New 'Gen-Z Consortium' Announces Interconnect Technology Optimized For Next-Generation 'Storage Class Memory'

Status
Not open for further replies.

jasonf2

Reputable
Oct 11, 2015
126
24
4,695
2
I applaud this development. Intel with it's xpoint and chip-set marriage was setting the stage for a high margin nightmare. Remember RIMMs. This will set the stage for a universal standard that will allow for reasonably low cost access to nv memory. This will probably be the death blow for PCI though.
 

Xajel

Distinguished
Oct 22, 2006
135
1
18,685
0
So They're creating a standardized version of NVLink, I think Intel might enter later... and maybe NV later, much later...
 

Xajel

Distinguished
Oct 22, 2006
135
1
18,685
0
So They're working on a standardized competitor to NVLink, expect Intel to join later... and NVIDIA might join much, much later...
 

josejones

Distinguished
Oct 27, 2010
901
0
18,990
2
"Intel doesn't appear to be part of the consortium as of right now"

Will Intel join at some point or is that a definite no? We need to know. And when will this be available on motherboards and which ones? I hope this doesn't take 10 years to be released.
 

memadmax

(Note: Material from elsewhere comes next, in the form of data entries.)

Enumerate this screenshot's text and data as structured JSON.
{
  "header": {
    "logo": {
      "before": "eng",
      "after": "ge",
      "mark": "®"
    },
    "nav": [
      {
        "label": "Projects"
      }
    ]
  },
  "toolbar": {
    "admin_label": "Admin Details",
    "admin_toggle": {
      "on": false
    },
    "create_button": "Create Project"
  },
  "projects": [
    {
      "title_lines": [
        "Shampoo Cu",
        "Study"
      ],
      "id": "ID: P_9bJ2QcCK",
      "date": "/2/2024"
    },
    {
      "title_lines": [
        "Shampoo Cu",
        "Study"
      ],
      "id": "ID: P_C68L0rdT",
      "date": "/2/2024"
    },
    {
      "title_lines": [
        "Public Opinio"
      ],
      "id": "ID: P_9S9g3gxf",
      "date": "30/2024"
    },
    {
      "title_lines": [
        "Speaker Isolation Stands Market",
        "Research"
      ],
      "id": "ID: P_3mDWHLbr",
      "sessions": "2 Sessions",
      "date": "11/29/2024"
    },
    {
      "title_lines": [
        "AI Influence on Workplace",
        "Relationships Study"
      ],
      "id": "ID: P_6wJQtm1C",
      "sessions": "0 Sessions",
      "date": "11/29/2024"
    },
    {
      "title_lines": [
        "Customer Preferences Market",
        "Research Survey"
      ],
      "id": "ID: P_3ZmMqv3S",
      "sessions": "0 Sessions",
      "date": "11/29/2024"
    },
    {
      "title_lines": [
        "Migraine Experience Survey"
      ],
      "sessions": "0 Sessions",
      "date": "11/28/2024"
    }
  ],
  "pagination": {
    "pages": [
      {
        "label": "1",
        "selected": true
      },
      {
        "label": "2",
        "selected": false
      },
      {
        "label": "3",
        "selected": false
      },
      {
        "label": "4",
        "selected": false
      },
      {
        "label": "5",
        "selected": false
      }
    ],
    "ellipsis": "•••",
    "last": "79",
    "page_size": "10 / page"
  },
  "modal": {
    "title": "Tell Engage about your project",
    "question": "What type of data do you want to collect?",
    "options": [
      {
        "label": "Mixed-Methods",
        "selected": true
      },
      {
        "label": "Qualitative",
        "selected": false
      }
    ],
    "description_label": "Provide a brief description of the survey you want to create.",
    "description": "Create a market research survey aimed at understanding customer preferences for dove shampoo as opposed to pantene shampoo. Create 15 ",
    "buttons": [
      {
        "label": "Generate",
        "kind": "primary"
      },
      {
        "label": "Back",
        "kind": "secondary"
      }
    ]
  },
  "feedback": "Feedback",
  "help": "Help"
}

Distinguished
Mar 25, 2011
2,492
0
19,960
95
Intel and microsoft have teamed up to corral us into a closed system.
Microsoft says Win10 will only support kaby lake...
That means intel has to be the one that puts in the hardware to close it...

Total BS.

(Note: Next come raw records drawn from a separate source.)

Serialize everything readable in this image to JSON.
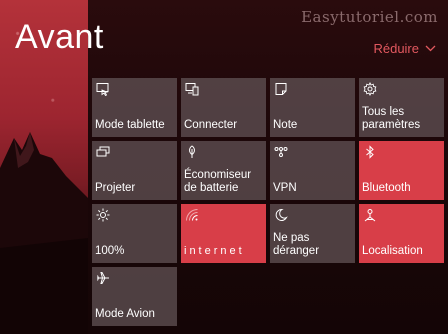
{
  "watermark": "Easytutoriel.com",
  "header": {
    "title": "Avant",
    "collapse_label": "Réduire"
  },
  "colors": {
    "accent": "#d83e48",
    "tile_inactive": "#5f5052",
    "collapse_text": "#e2585f"
  },
  "tiles": [
    {
      "label": "Mode tablette",
      "icon": "tablet-mode-icon",
      "active": false
    },
    {
      "label": "Connecter",
      "icon": "connect-icon",
      "active": false
    },
    {
      "label": "Note",
      "icon": "note-icon",
      "active": false
    },
    {
      "label": "Tous les paramètres",
      "icon": "gear-icon",
      "active": false
    },
    {
      "label": "Projeter",
      "icon": "project-icon",
      "active": false
    },
    {
      "label": "Économiseur de batterie",
      "icon": "battery-saver-icon",
      "active": false
    },
    {
      "label": "VPN",
      "icon": "vpn-icon",
      "active": false
    },
    {
      "label": "Bluetooth",
      "icon": "bluetooth-icon",
      "active": true
    },
    {
      "label": "100%",
      "icon": "brightness-icon",
      "active": false
    },
    {
      "label": "internet",
      "icon": "wifi-icon",
      "active": true
    },
    {
      "label": "Ne pas déranger",
      "icon": "moon-icon",
      "active": false
    },
    {
      "label": "Localisation",
      "icon": "location-icon",
      "active": true
    },
    {
      "label": "Mode Avion",
      "icon": "airplane-icon",
      "active": false
    }
  ]
}
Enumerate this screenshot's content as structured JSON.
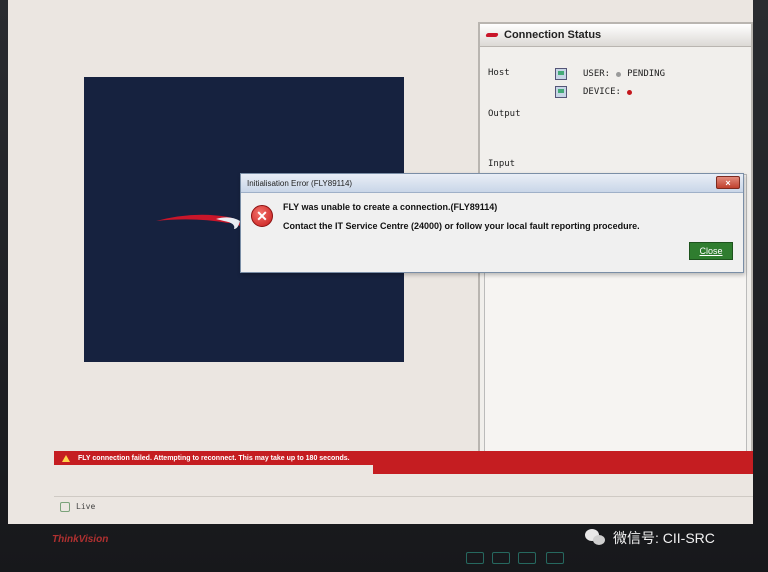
{
  "connection_status": {
    "title": "Connection Status",
    "host_label": "Host",
    "output_label": "Output",
    "input_label": "Input",
    "user_label": "USER:",
    "user_value": "PENDING",
    "device_label": "DEVICE:",
    "user_dot_color": "#9a9a9a",
    "device_dot_color": "#c4161c"
  },
  "error_dialog": {
    "title": "Initialisation Error (FLY89114)",
    "close_x": "×",
    "icon": "error-x-icon",
    "message_line1": "FLY was unable to create a connection.(FLY89114)",
    "message_line2": "Contact the IT Service Centre (24000) or follow your local fault reporting procedure.",
    "close_button_label": "Close"
  },
  "status_banner": {
    "text": "FLY connection failed. Attempting to reconnect. This may take up to 180 seconds.",
    "color": "#c51d21"
  },
  "status_bar": {
    "live_label": "Live"
  },
  "monitor": {
    "brand": "ThinkVision"
  },
  "watermark": {
    "text": "微信号: CII-SRC"
  },
  "colors": {
    "splash_background": "#16223f",
    "brand_red": "#c9162a",
    "close_button": "#2f7d2f"
  }
}
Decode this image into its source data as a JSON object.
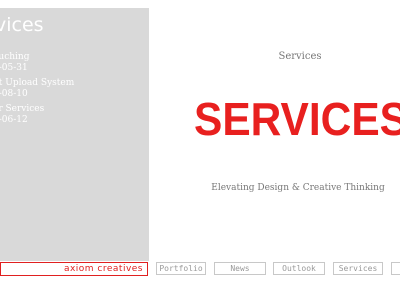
{
  "sidebar": {
    "title": "vices",
    "news": [
      {
        "title": "ouching",
        "date": "5-05-31"
      },
      {
        "title": "nt Upload System",
        "date": "5-08-10"
      },
      {
        "title": "er Services",
        "date": "5-06-12"
      }
    ]
  },
  "main": {
    "heading": "Services",
    "hero_text": "SERVICES",
    "hero_color": "#e8201f",
    "tagline": "Elevating Design & Creative Thinking"
  },
  "footer": {
    "brand": "axiom creatives",
    "brand_color": "#e02020",
    "nav": [
      "Portfolio",
      "News",
      "Outlook",
      "Services"
    ]
  }
}
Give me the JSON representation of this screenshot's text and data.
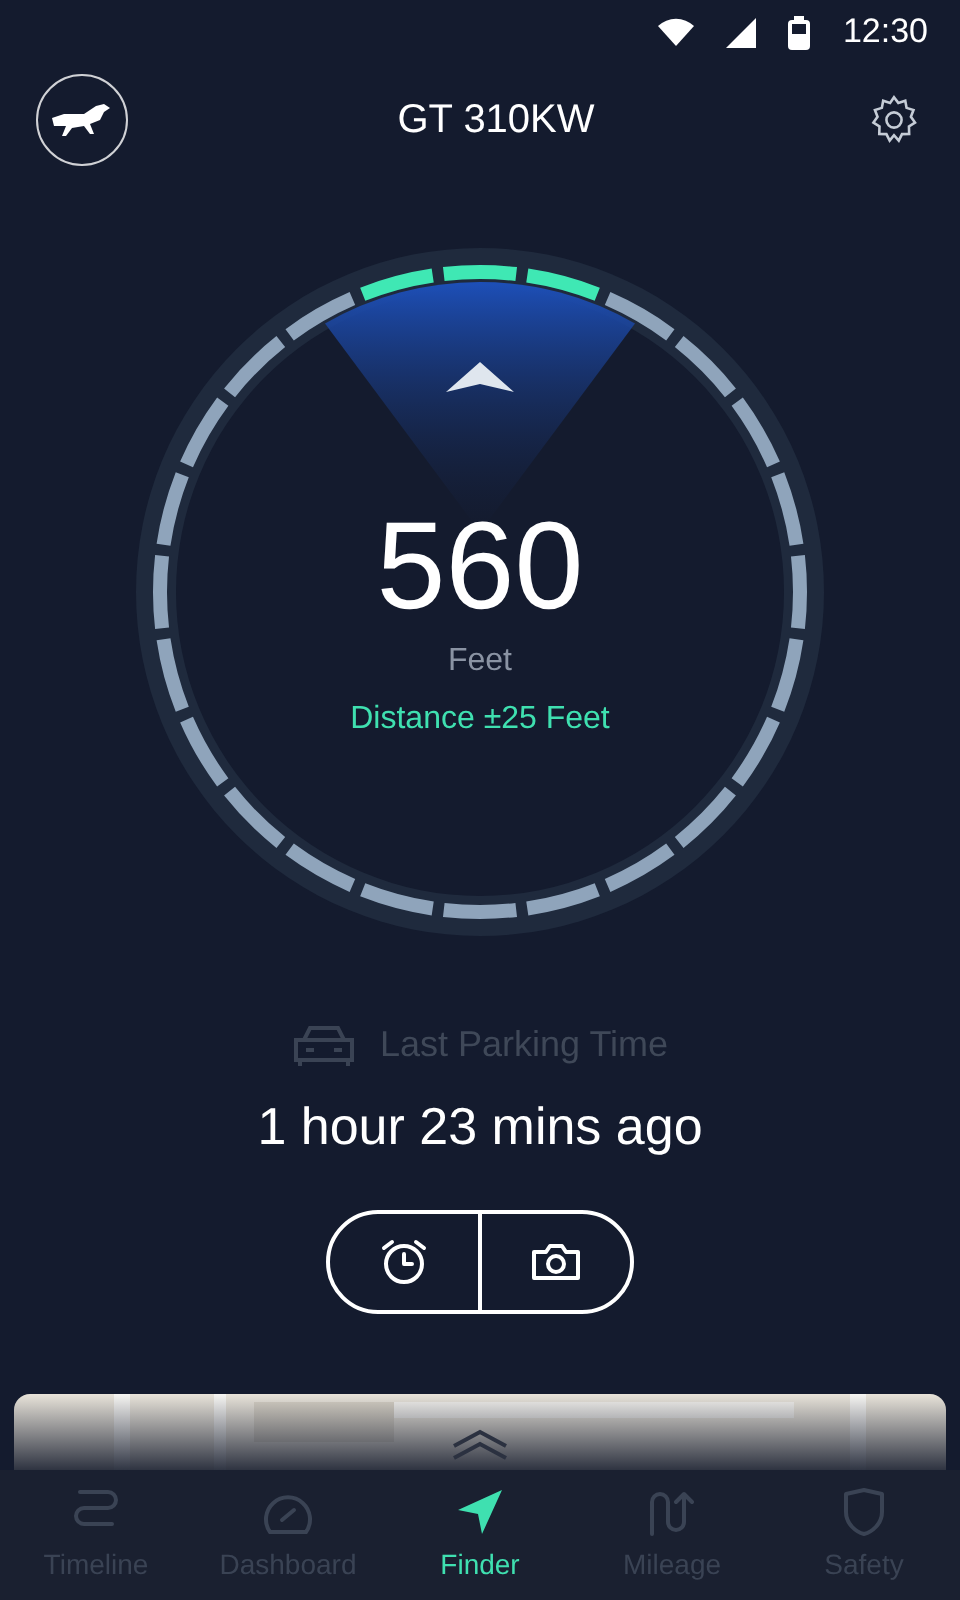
{
  "status_bar": {
    "time": "12:30"
  },
  "header": {
    "title": "GT 310KW"
  },
  "finder": {
    "distance": "560",
    "unit": "Feet",
    "accuracy": "Distance ±25 Feet"
  },
  "parking": {
    "label": "Last Parking Time",
    "elapsed": "1 hour 23 mins ago"
  },
  "actions": [
    {
      "kind": "alarm"
    },
    {
      "kind": "camera"
    }
  ],
  "nav": [
    {
      "label": "Timeline",
      "kind": "timeline",
      "selected": false
    },
    {
      "label": "Dashboard",
      "kind": "dashboard",
      "selected": false
    },
    {
      "label": "Finder",
      "kind": "finder",
      "selected": true
    },
    {
      "label": "Mileage",
      "kind": "mileage",
      "selected": false
    },
    {
      "label": "Safety",
      "kind": "safety",
      "selected": false
    }
  ]
}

Gen-Z is the savior of the PC industry.
 

bit_user

Splendid
Ambassador
CAPI, perhaps. But I don't see PCIe going away, anytime soon. I expect to see v4.0 devices, next year. CAPI is only about 50% faster than that, from what they've said. I actually like PCIe, except that v4.0 seems to have gotten slow-walked.

OMG. You have it completely backwards. They said they'd only add Kabylake support to Win 10. Win 10 supports lots of older CPUs, and even ARM-based Raspberry Pi!

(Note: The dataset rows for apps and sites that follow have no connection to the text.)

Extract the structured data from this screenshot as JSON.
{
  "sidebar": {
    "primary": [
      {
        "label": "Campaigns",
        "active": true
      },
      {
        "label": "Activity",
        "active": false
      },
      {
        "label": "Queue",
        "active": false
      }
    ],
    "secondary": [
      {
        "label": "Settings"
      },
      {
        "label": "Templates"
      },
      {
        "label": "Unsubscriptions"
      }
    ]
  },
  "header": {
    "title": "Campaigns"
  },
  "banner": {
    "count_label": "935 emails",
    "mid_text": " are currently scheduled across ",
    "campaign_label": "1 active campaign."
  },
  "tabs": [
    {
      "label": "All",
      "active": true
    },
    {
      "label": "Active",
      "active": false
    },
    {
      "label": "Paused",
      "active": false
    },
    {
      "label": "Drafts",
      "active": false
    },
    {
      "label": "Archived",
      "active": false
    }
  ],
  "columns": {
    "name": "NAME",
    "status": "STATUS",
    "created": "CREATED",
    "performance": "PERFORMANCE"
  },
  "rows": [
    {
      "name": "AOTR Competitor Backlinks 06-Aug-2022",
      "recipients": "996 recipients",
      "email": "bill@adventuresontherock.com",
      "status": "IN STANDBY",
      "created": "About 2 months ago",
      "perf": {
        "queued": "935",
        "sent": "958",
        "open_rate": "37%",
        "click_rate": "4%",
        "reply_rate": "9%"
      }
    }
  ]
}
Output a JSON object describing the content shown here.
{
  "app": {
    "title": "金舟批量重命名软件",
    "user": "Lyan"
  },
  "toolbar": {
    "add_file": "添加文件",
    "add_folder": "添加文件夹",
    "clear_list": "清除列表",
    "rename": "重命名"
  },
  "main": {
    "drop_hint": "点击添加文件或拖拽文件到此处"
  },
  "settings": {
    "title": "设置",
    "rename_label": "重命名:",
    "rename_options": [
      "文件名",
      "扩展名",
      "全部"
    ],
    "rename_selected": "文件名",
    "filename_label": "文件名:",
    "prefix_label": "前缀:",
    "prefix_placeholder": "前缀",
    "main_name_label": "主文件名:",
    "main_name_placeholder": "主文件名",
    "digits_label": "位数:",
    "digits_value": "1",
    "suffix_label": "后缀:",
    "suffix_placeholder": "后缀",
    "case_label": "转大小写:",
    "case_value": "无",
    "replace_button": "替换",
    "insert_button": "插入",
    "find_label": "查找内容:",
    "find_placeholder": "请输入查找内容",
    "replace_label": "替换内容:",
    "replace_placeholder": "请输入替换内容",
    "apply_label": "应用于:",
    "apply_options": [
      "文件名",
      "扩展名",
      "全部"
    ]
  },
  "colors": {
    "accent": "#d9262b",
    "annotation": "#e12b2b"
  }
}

As for Gen-Z, this is aimed mostly at the datacenter. Perhaps it'll trickle down to the PC, but that's not where they're aiming.

If you read the article, it talks about rack-level aggregation of storage-class memory. What they're after is the ability to pool nonvolatile memory and have various chips in all the boxes within the rack gain access to it as if it were local.

And even though they say the software can treat it naively, I think 1 microsecond is a long time to wait for a cache miss. I could see the OS swapping to non-nonvolatile memory, or snapshotting application/VM state, for instant recovery in the event of hardware failure.
 
Status
Not open for further replies.

ASK THE COMMUNITY